A delivery man bikes with a food bag from Grubhub in New York, April 21, 2021.
© 2021 AP Photo/Mark Lennihan
In the United States, a trio of lawmakers has launched an assault on the rights of gig workers, proposing a law that effectively excludes them,and many others who work on-demand, from the minimum wage and overtime pay.
The bill, entitled the “Worker Flexibility and Choice Act,” would permit “worker flexibility agreements” that exempt employers from providing minimum wage and overtime if they allow workers to turn down work from their firm and pursue work at competing businesses – both essential features of gig work.
The proposal reinforces the alarming narrative that workers must choose between flexibility in how and when they work and their right to a decent living. In reality, many workers could end up with neither.
Earnings in many sectors of the gig economy are already unpredictable and low. Workers for grocery delivery apps in California, for instance, shared with Human Rights Watch that opaque algorithms controlling how much they are paid per delivery negatively affect their earnings, sometimes driving their pay below the local minimum wage. Multiple studies across the country have also found, based on pay records submitted by rideshare drivers and food and grocery delivery workers, that many of them do not earn enough to cover rent or their living expenses, even as they toil in unsafe working conditions. This is why extending minimum wage requirements to gig workers, exactly the opposite of what the bill calls for, is vital.
Gig work may also offer less flexibility than workers have been led to believe. A seven-year study of gig workers led by Boston College economist and sociologist Juliet Schor found that people who depend on gig work to make ends meet were more likely to accept lower pay for the same amount of work. They also worked longer hours than those who engage in gig work for extra cash. For these workers, the urgency to accept as many gigs as possible to cobble together a living sharply curtails the freedom to log on or off as they please. US government data indicate that the majority of gig workers are dependent earners: A 2018 survey conducted by the Bureau of Labor Statistics found that 69 percent of people working for rideshare, delivery and other digital labor platforms work full-time hours.
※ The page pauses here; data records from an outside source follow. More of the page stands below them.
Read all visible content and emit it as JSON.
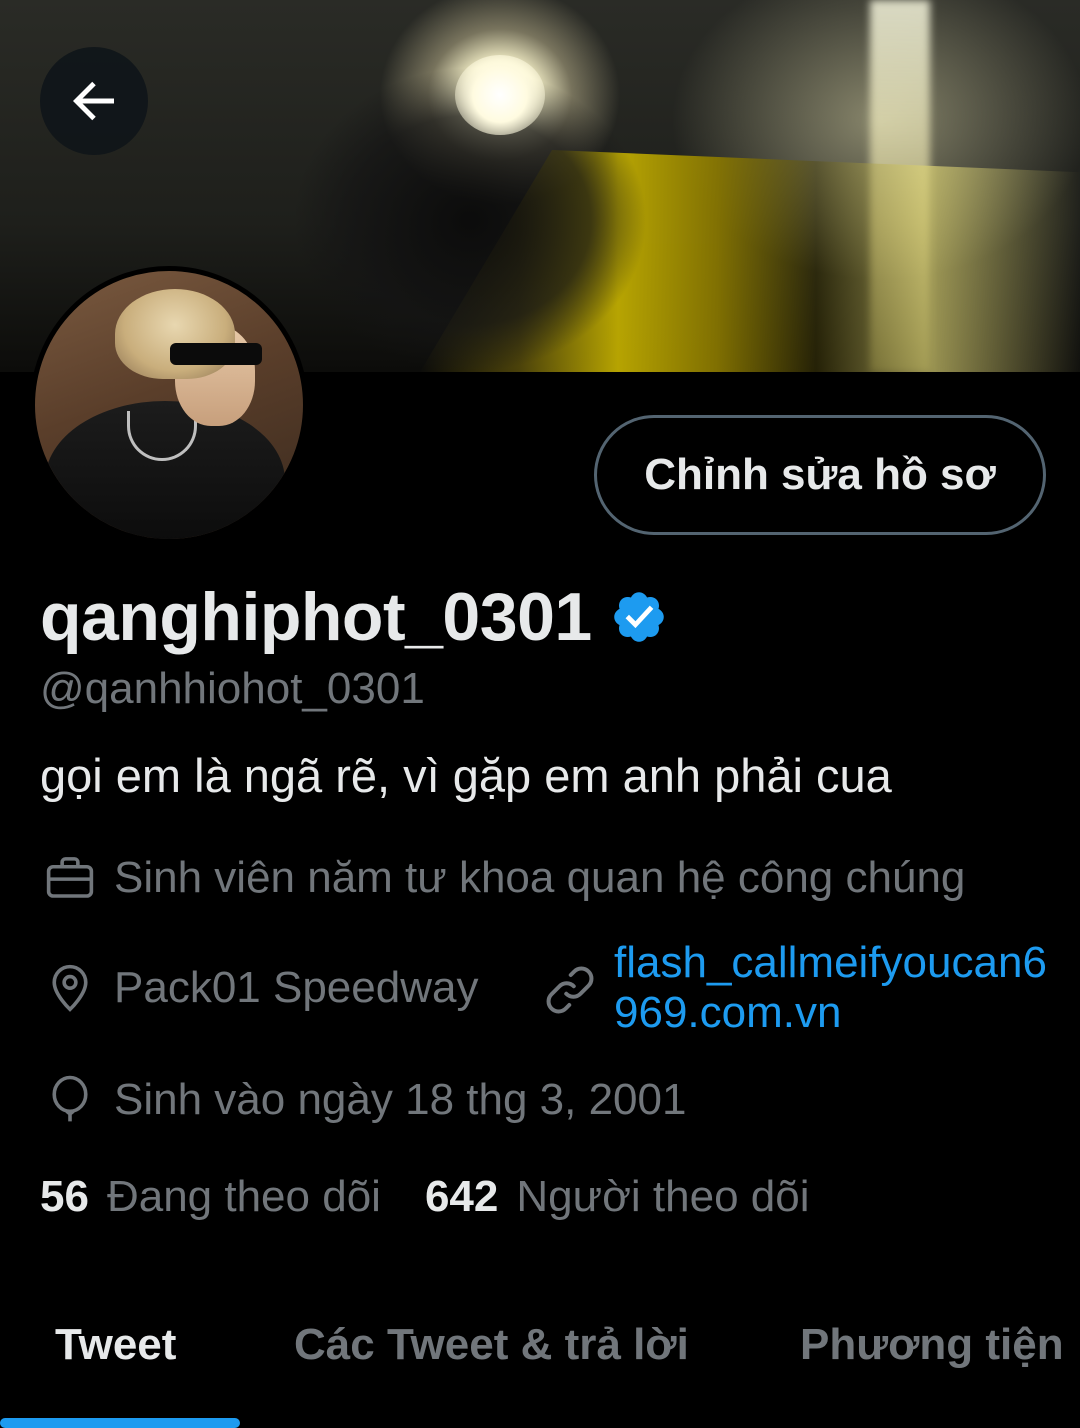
{
  "header": {
    "back_label": "Back"
  },
  "profile": {
    "display_name": "qanghiphot_0301",
    "verified": true,
    "handle": "@qanhhiohot_0301",
    "bio": "gọi em là ngã rẽ, vì gặp em anh phải cua",
    "edit_button_label": "Chỉnh sửa hồ sơ",
    "job": "Sinh viên năm tư khoa quan hệ công chúng",
    "location": "Pack01 Speedway",
    "website": "flash_callmeifyoucan6969.com.vn",
    "birthday": "Sinh vào ngày 18 thg 3, 2001",
    "following_count": "56",
    "following_label": "Đang theo dõi",
    "followers_count": "642",
    "followers_label": "Người theo dõi"
  },
  "tabs": [
    {
      "label": "Tweet",
      "active": true
    },
    {
      "label": "Các Tweet & trả lời",
      "active": false
    },
    {
      "label": "Phương tiện",
      "active": false
    }
  ],
  "colors": {
    "background": "#000000",
    "accent": "#1d9bf0",
    "muted_text": "#71767b",
    "primary_text": "#e7e9ea",
    "button_border": "#536471"
  },
  "icons": {
    "back": "arrow-left-icon",
    "verified": "verified-badge-icon",
    "job": "briefcase-icon",
    "location": "map-pin-icon",
    "website": "link-icon",
    "birthday": "balloon-icon"
  }
}
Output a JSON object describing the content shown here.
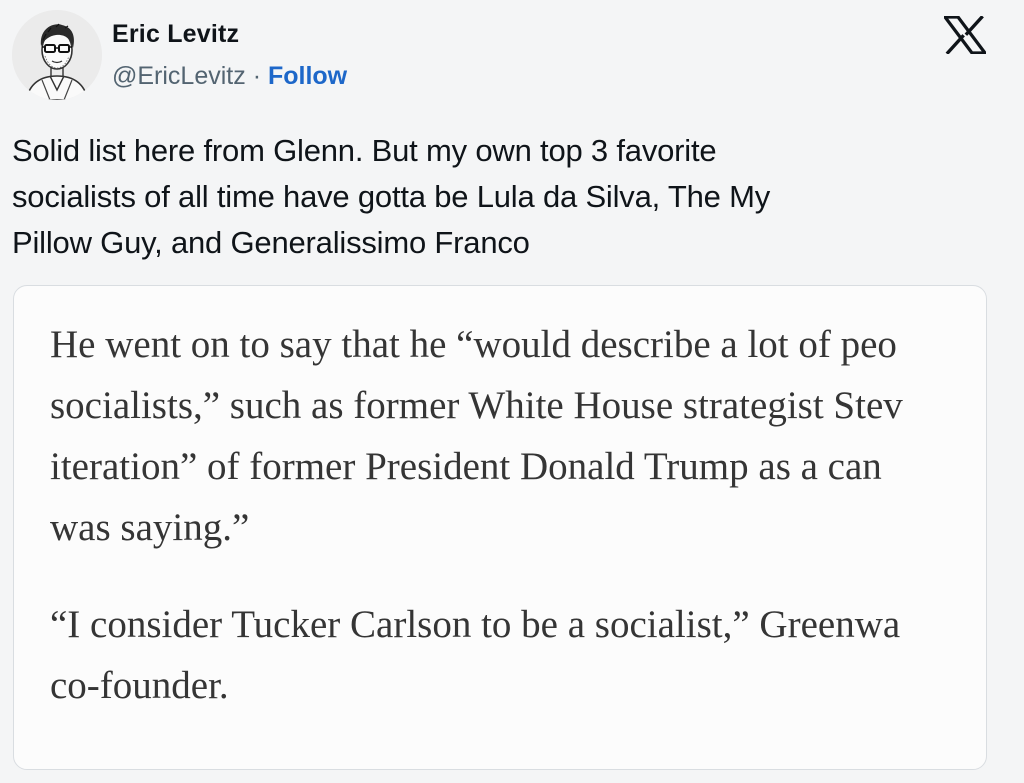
{
  "author": {
    "name": "Eric Levitz",
    "handle": "@EricLevitz",
    "separator": " · ",
    "follow_label": "Follow"
  },
  "tweet": {
    "text_lines": [
      "Solid list here from Glenn. But my own top 3 favorite",
      "socialists of all time have gotta be Lula da Silva, The My",
      "Pillow Guy, and Generalissimo Franco"
    ]
  },
  "quote": {
    "paragraphs": [
      {
        "lines": [
          "He went on to say that he “would describe a lot of peo",
          "socialists,” such as former White House strategist Stev",
          "iteration” of former President Donald Trump as a can",
          "was saying.”"
        ]
      },
      {
        "lines": [
          "“I consider Tucker Carlson to be a socialist,” Greenwa",
          "co-founder."
        ]
      }
    ]
  },
  "icons": {
    "avatar": "avatar-portrait",
    "platform_logo": "x-logo-icon"
  },
  "colors": {
    "follow": "#1d67c9",
    "handle": "#536471",
    "quote_text": "#353535"
  }
}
Congress should not allow this dangerous bill to proceed. If it is serious about workers’ freedom and wellbeing, it should expand labor protections for gig workers, not roll them back.